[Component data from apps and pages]
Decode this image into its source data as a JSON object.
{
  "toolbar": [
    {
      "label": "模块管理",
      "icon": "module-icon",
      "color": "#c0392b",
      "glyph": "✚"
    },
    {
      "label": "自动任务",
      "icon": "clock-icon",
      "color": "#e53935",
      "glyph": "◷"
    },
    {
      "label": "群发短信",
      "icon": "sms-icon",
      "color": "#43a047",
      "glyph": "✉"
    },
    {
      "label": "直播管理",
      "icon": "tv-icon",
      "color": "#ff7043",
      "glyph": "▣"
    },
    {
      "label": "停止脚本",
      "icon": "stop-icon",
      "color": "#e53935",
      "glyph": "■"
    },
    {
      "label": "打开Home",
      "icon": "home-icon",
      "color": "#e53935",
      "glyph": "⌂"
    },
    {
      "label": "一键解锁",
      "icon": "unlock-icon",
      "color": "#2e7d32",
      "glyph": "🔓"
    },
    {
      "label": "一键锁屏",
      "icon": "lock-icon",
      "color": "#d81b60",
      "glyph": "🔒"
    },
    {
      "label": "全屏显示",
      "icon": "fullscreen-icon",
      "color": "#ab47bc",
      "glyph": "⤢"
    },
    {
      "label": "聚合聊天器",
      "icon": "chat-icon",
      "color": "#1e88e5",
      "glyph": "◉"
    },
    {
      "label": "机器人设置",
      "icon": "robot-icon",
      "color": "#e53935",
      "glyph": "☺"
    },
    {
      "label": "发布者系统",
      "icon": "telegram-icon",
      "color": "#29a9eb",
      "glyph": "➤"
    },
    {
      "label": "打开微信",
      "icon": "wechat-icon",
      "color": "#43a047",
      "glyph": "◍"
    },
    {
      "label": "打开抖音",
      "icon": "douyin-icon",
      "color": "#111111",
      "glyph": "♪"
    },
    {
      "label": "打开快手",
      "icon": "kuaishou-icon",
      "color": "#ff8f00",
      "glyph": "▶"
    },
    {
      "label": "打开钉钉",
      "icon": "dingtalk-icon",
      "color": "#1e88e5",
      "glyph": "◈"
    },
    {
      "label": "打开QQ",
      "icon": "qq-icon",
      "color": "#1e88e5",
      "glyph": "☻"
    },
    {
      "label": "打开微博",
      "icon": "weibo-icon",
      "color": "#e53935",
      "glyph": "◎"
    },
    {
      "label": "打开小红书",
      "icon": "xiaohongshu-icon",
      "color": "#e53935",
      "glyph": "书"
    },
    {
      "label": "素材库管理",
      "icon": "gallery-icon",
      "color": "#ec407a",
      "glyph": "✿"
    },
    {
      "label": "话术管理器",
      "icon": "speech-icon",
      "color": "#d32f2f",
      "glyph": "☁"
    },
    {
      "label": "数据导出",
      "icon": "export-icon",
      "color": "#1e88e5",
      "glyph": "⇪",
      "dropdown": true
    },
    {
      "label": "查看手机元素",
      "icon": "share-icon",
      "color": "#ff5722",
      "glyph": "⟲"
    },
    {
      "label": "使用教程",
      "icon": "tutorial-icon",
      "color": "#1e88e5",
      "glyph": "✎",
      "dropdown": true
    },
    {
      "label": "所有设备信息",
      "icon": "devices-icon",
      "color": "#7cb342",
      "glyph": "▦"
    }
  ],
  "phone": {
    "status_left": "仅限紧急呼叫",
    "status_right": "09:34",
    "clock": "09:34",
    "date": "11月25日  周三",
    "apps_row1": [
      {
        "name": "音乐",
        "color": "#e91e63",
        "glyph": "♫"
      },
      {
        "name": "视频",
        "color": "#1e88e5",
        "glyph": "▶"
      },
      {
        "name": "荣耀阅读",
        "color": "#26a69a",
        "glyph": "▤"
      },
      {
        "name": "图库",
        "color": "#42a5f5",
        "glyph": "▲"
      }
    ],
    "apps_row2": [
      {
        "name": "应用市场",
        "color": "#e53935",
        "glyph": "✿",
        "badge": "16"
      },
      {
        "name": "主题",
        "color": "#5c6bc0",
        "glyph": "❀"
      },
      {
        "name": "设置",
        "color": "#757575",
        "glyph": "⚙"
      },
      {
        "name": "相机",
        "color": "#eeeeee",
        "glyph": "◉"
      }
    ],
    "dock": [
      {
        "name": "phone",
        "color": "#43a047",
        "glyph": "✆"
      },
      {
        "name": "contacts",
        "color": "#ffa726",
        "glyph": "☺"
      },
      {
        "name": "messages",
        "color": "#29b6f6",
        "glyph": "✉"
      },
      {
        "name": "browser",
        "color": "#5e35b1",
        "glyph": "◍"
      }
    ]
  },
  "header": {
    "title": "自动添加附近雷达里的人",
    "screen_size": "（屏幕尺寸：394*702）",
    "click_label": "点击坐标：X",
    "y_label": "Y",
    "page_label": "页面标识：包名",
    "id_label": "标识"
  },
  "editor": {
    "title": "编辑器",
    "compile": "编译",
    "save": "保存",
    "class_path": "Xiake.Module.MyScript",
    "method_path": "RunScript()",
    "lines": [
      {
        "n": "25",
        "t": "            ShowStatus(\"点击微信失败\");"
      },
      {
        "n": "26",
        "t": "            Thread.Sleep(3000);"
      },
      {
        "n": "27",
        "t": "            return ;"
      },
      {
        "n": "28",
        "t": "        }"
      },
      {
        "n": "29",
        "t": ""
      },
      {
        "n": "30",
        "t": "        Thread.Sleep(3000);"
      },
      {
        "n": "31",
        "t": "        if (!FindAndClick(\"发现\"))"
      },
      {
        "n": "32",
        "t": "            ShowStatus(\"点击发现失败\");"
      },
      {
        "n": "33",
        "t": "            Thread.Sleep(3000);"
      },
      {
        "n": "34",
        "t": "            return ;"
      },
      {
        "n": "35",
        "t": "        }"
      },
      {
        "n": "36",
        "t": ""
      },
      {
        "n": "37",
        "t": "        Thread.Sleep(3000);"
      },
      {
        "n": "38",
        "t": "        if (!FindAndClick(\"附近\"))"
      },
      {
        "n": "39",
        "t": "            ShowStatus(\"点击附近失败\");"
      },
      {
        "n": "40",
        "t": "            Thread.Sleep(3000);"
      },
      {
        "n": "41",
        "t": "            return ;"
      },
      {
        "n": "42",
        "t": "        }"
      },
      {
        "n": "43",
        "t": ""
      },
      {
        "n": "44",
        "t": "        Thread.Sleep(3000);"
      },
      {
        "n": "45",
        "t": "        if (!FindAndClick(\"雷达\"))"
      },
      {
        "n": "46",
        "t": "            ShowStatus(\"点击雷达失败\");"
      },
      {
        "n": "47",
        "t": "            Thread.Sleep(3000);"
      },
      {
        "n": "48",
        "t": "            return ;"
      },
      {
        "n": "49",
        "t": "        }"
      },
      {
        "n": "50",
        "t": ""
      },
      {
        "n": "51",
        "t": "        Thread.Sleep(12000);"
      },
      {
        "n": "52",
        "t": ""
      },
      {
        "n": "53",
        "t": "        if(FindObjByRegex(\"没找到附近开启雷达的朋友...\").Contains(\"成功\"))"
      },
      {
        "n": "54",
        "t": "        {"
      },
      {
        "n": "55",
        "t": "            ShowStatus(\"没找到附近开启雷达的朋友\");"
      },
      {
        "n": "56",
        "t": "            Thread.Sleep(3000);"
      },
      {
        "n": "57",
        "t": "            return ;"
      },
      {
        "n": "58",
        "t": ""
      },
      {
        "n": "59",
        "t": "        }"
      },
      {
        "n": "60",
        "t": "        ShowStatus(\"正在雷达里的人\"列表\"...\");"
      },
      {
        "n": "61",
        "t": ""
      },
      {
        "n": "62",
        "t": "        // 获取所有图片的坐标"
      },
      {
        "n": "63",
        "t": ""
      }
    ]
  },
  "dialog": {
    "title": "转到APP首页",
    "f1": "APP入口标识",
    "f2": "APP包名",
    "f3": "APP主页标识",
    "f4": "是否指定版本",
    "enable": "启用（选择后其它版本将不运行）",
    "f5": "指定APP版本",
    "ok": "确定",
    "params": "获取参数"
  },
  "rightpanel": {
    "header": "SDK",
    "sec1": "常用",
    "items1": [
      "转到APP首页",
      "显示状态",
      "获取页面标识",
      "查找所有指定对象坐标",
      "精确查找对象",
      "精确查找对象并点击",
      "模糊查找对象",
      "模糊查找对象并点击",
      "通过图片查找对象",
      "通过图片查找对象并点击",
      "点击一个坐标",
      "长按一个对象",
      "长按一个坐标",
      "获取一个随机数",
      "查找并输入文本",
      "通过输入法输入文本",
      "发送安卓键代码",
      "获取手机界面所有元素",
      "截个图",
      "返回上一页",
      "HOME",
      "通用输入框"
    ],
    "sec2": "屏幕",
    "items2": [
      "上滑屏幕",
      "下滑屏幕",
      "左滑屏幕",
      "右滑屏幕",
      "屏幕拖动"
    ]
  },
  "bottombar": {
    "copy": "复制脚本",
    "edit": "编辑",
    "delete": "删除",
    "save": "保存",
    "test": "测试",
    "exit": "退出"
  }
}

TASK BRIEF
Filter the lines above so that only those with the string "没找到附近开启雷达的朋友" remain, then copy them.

TASK RESPONSE
        "t": "        if(FindObjByRegex(\"没找到附近开启雷达的朋友...\").Contains(\"成功\"))"
        "t": "            ShowStatus(\"没找到附近开启雷达的朋友\");"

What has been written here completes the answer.